Many classification schemes for proteins and domains are either hierarchical or semi-hierarchical yet most databases, especially those offering genome-wide analysis, only provide assignments to sequences at one level of their hierarchy. Given an established hierarchy, the problem of assigning new sequences to lower levels of that existing hierarchy is less hard (but no less important) than the initial top level assignment which requires the detection of the most distant relationships. A solution to this problem is described here in the form of a new procedure which can be thought of as a hybrid between pairwise and profile methods. The hybrid method is a general procedure that can be applied to any pre-defined hierarchy, at any level, including in principle multiple sub-levels. It has been tested on the SCOP classification via the SUPERFAMILY database and performs significantly better than either pairwise or profile methods alone. Perhaps the greatest advantage of the hybrid method over other possible approaches to the problem is that within the framework of an existing profile library, the assignments are fully automatic and come at almost no additional computational cost. Hence it has already been applied at the SCOP family level to all genomes in the SUPERFAMILY database, providing a wealth of new data to the biological and bioinformatics communities.
|Translated title of the contribution||Genomic scale sub-family assignment of protein domains|

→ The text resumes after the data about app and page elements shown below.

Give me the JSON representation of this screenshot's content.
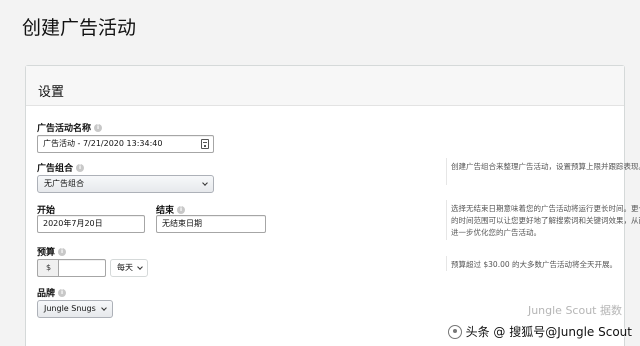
{
  "page": {
    "title": "创建广告活动"
  },
  "settings": {
    "title": "设置",
    "campaign_name": {
      "label": "广告活动名称",
      "value": "广告活动 - 7/21/2020 13:34:40"
    },
    "ad_group": {
      "label": "广告组合",
      "value": "无广告组合",
      "help": "创建广告组合来整理广告活动，设置预算上限并跟踪表现。"
    },
    "start": {
      "label": "开始",
      "value": "2020年7月20日"
    },
    "end": {
      "label": "结束",
      "value": "无结束日期",
      "help": "选择无结束日期意味着您的广告活动将运行更长时间。更长的时间范围可以让您更好地了解搜索词和关键词效果，从而进一步优化您的广告活动。"
    },
    "budget": {
      "label": "预算",
      "currency": "$",
      "value": "",
      "period": "每天",
      "help": "预算超过 $30.00 的大多数广告活动将全天开展。"
    },
    "brand": {
      "label": "品牌",
      "value": "Jungle Snugs"
    }
  },
  "icons": {
    "info": "info-icon",
    "calendar": "calendar-icon",
    "dropdown": "chevron-down-icon"
  },
  "watermark": {
    "brand": "Jungle Scout 据数",
    "text": "头条 @ 搜狐号@Jungle Scout"
  }
}
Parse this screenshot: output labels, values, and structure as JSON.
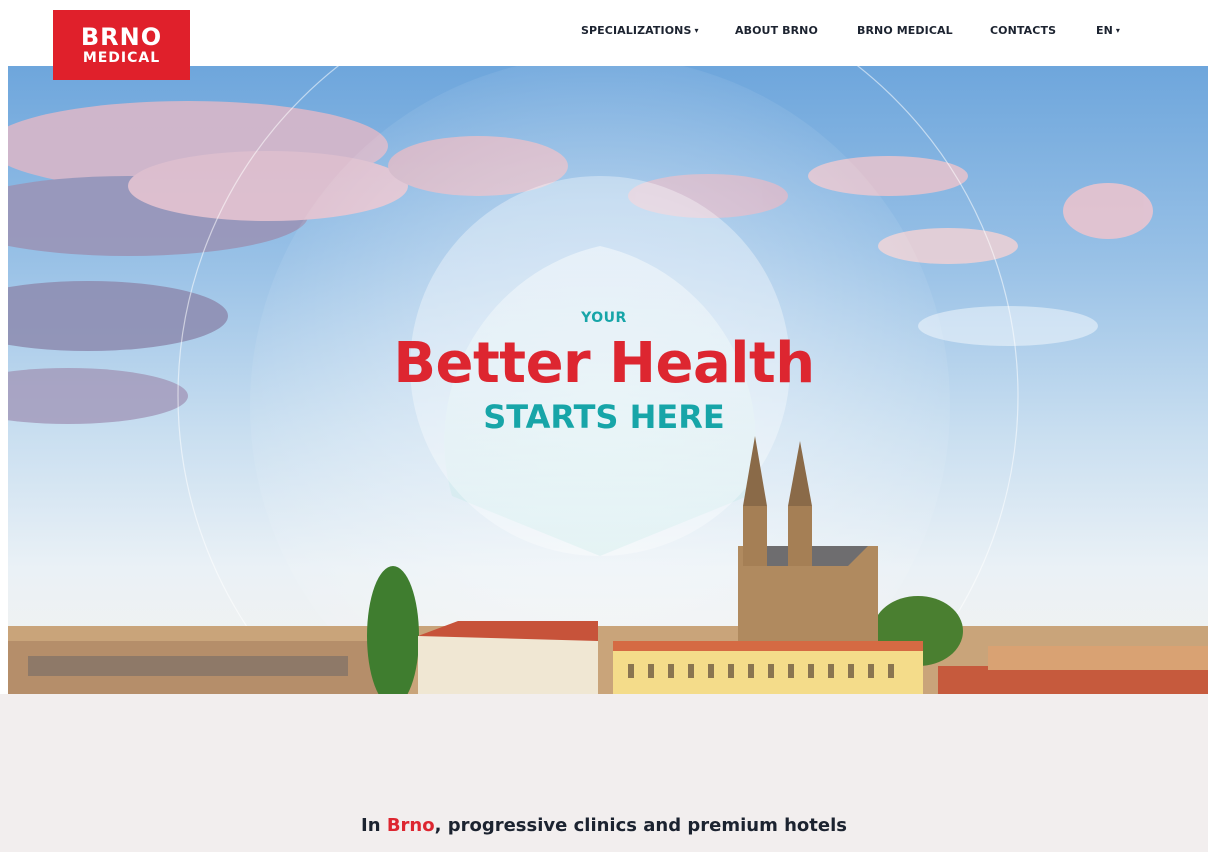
{
  "brand": {
    "logo_line1": "BRNO",
    "logo_line2": "MEDICAL",
    "accent_color": "#dd2630",
    "teal_color": "#17a5a8"
  },
  "nav": {
    "items": [
      {
        "label": "SPECIALIZATIONS",
        "has_dropdown": true
      },
      {
        "label": "ABOUT BRNO",
        "has_dropdown": false
      },
      {
        "label": "BRNO MEDICAL",
        "has_dropdown": false
      },
      {
        "label": "CONTACTS",
        "has_dropdown": false
      },
      {
        "label": "EN",
        "has_dropdown": true
      }
    ],
    "dropdown_icon": "caret-down-icon",
    "caret_glyph": "▾"
  },
  "hero": {
    "kicker": "YOUR",
    "title": "Better Health",
    "subtitle": "STARTS HERE"
  },
  "intro": {
    "prefix": "In ",
    "highlight": "Brno",
    "rest": ", progressive clinics and premium hotels"
  }
}
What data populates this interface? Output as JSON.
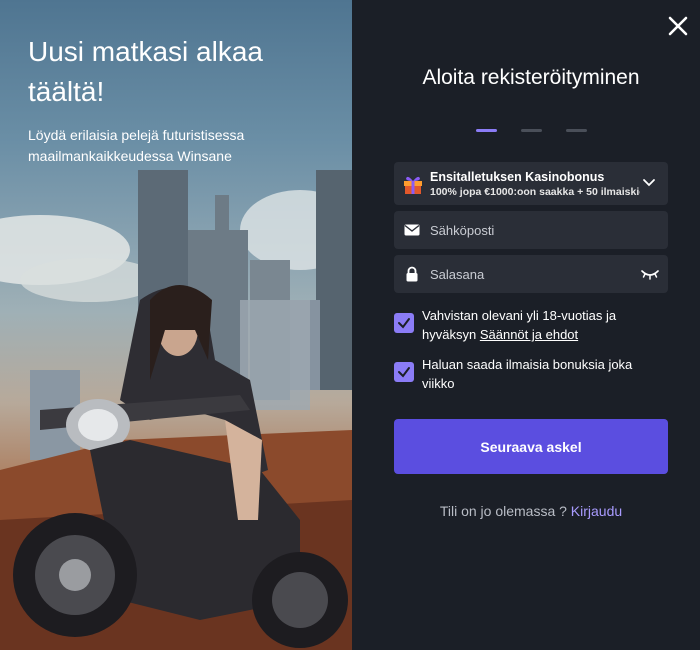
{
  "hero": {
    "title": "Uusi matkasi alkaa täältä!",
    "subtitle": "Löydä erilaisia pelejä futuristisessa maailmankaikkeudessa Winsane"
  },
  "form": {
    "title": "Aloita rekisteröityminen",
    "steps": {
      "total": 3,
      "current": 1
    },
    "bonus": {
      "icon": "gift-icon",
      "title": "Ensitalletuksen Kasinobonus",
      "description": "100% jopa €1000:oon saakka + 50 ilmaiskierrosta"
    },
    "email": {
      "placeholder": "Sähköposti",
      "icon": "envelope-icon"
    },
    "password": {
      "placeholder": "Salasana",
      "icon": "lock-icon"
    },
    "terms": {
      "checked": true,
      "text": "Vahvistan olevani yli 18-vuotias ja hyväksyn",
      "link": "Säännöt ja ehdot"
    },
    "bonuses_optin": {
      "checked": true,
      "text": "Haluan saada ilmaisia bonuksia joka viikko"
    },
    "submit_label": "Seuraava askel",
    "login_prompt": "Tili on jo olemassa ?",
    "login_link": "Kirjaudu"
  },
  "colors": {
    "accent": "#8b7cf6",
    "button": "#5b4ee0",
    "panel": "#1b1f27",
    "field": "#2a2e37"
  }
}
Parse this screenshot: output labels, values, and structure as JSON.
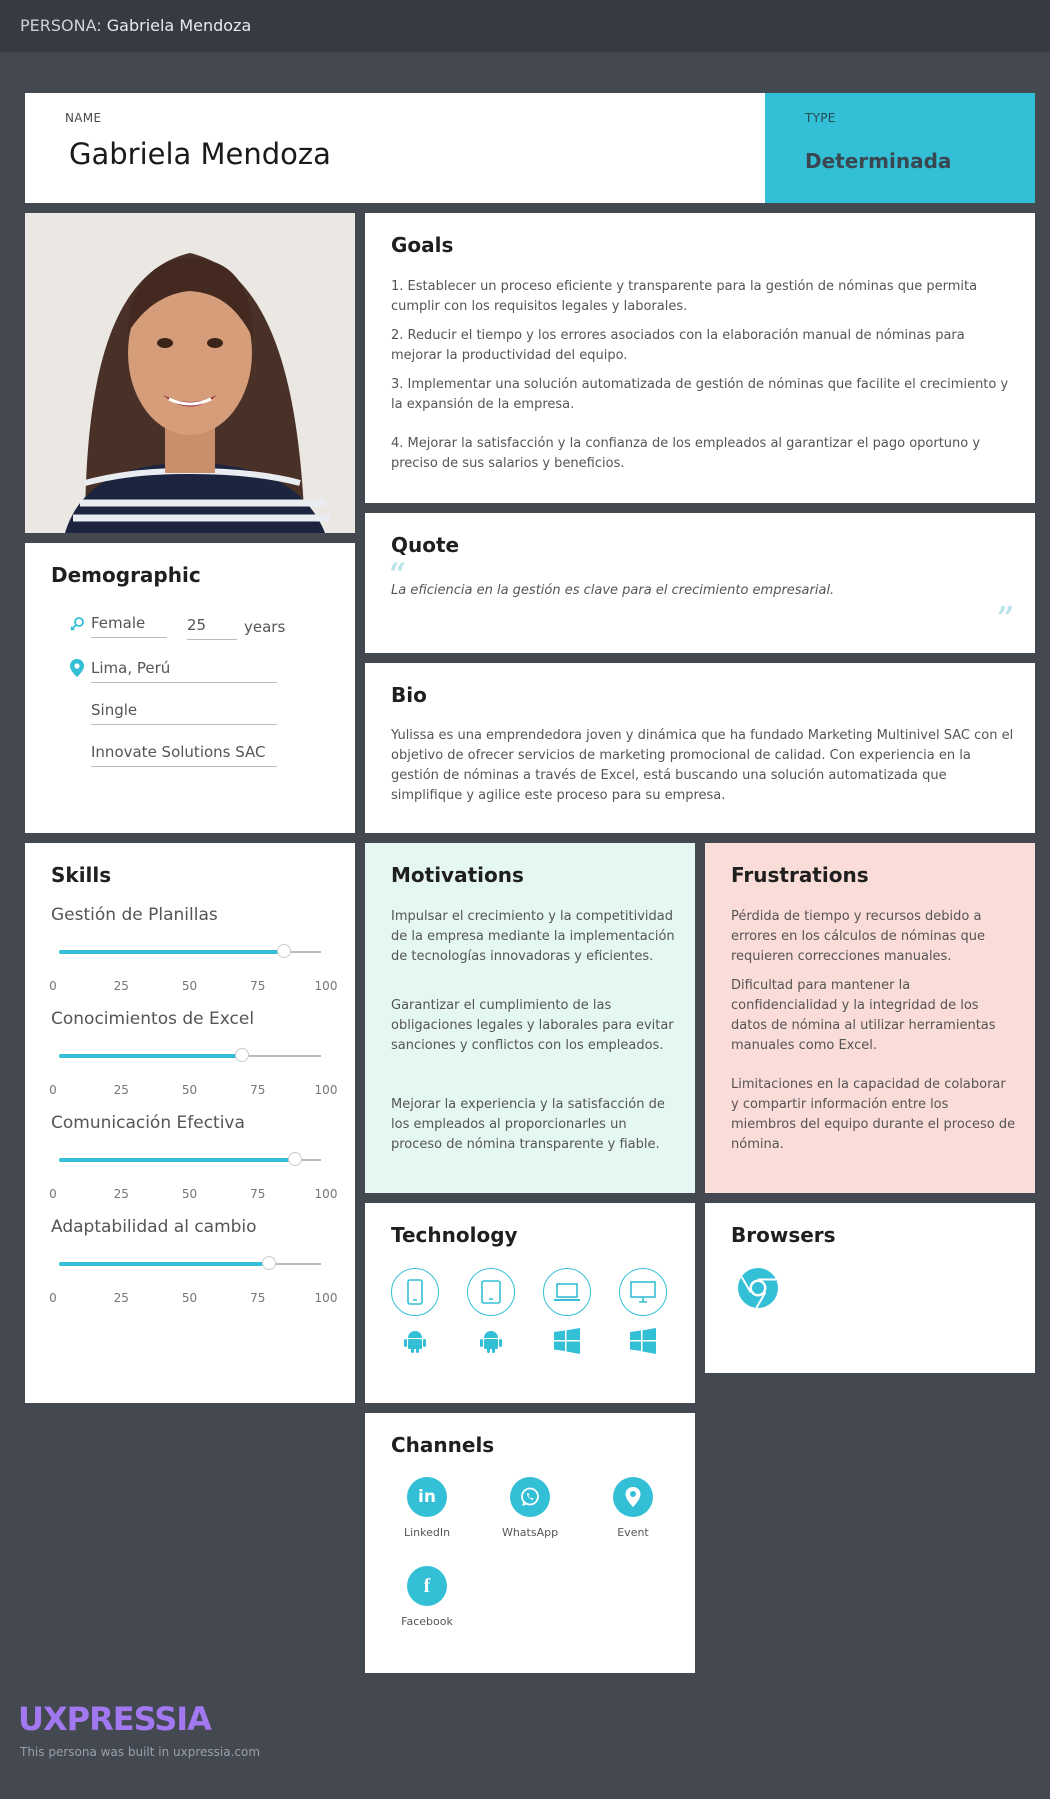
{
  "topbar": {
    "prefix": "PERSONA:",
    "name": "Gabriela Mendoza"
  },
  "header": {
    "name_label": "NAME",
    "name": "Gabriela Mendoza",
    "type_label": "TYPE",
    "type_value": "Determinada"
  },
  "goals": {
    "title": "Goals",
    "items": [
      "1. Establecer un proceso eficiente y transparente para la gestión de nóminas que permita cumplir con los requisitos legales y laborales.",
      "2. Reducir el tiempo y los errores asociados con la elaboración manual de nóminas para mejorar la productividad del equipo.",
      "3. Implementar una solución automatizada de gestión de nóminas que facilite el crecimiento y la expansión de la empresa.",
      "4. Mejorar la satisfacción y la confianza de los empleados al garantizar el pago oportuno y preciso de sus salarios y beneficios."
    ]
  },
  "quote": {
    "title": "Quote",
    "open_mark": "“",
    "close_mark": "”",
    "text": "La eficiencia en la gestión es clave para el crecimiento empresarial."
  },
  "bio": {
    "title": "Bio",
    "text": "Yulissa es una emprendedora joven y dinámica que ha fundado Marketing Multinivel SAC con el objetivo de ofrecer servicios de marketing promocional de calidad. Con experiencia en la gestión de nóminas a través de Excel, está buscando una solución automatizada que simplifique y agilice este proceso para su empresa."
  },
  "demographic": {
    "title": "Demographic",
    "gender": "Female",
    "age": "25",
    "age_unit": "years",
    "location": "Lima, Perú",
    "status": "Single",
    "company": "Innovate Solutions SAC"
  },
  "skills": {
    "title": "Skills",
    "ticks": [
      "0",
      "25",
      "50",
      "75",
      "100"
    ],
    "items": [
      {
        "name": "Gestión de Planillas",
        "value": 86
      },
      {
        "name": "Conocimientos de Excel",
        "value": 70
      },
      {
        "name": "Comunicación Efectiva",
        "value": 90
      },
      {
        "name": "Adaptabilidad al cambio",
        "value": 80
      }
    ]
  },
  "motivations": {
    "title": "Motivations",
    "items": [
      "Impulsar el crecimiento y la competitividad de la empresa mediante la implementación de tecnologías innovadoras y eficientes.",
      "Garantizar el cumplimiento de las obligaciones legales y laborales para evitar sanciones y conflictos con los empleados.",
      "Mejorar la experiencia y la satisfacción de los empleados al proporcionarles un proceso de nómina transparente y fiable."
    ]
  },
  "frustrations": {
    "title": "Frustrations",
    "items": [
      "Pérdida de tiempo y recursos debido a errores en los cálculos de nóminas que requieren correcciones manuales.",
      "Dificultad para mantener la confidencialidad y la integridad de los datos de nómina al utilizar herramientas manuales como Excel.",
      "Limitaciones en la capacidad de colaborar y compartir información entre los miembros del equipo durante el proceso de nómina."
    ]
  },
  "technology": {
    "title": "Technology",
    "devices": [
      "mobile-icon",
      "tablet-icon",
      "laptop-icon",
      "desktop-icon"
    ],
    "os": [
      "android-icon",
      "android-icon",
      "windows-icon",
      "windows-icon"
    ]
  },
  "browsers": {
    "title": "Browsers",
    "items": [
      "chrome-icon"
    ]
  },
  "channels": {
    "title": "Channels",
    "items": [
      {
        "label": "LinkedIn",
        "glyph": "in"
      },
      {
        "label": "WhatsApp",
        "glyph": ""
      },
      {
        "label": "Event",
        "glyph": ""
      },
      {
        "label": "Facebook",
        "glyph": "f"
      }
    ]
  },
  "footer": {
    "brand": "UXPRESSIA",
    "note": "This persona was built in uxpressia.com"
  },
  "colors": {
    "accent": "#33bfd6",
    "background": "#434851",
    "motivations_bg": "#e4f7f3",
    "frustrations_bg": "#fadcd8",
    "brand": "#a178f0"
  }
}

|Journal||Nucleic Acids Research|
|Publication status||Published - 2006|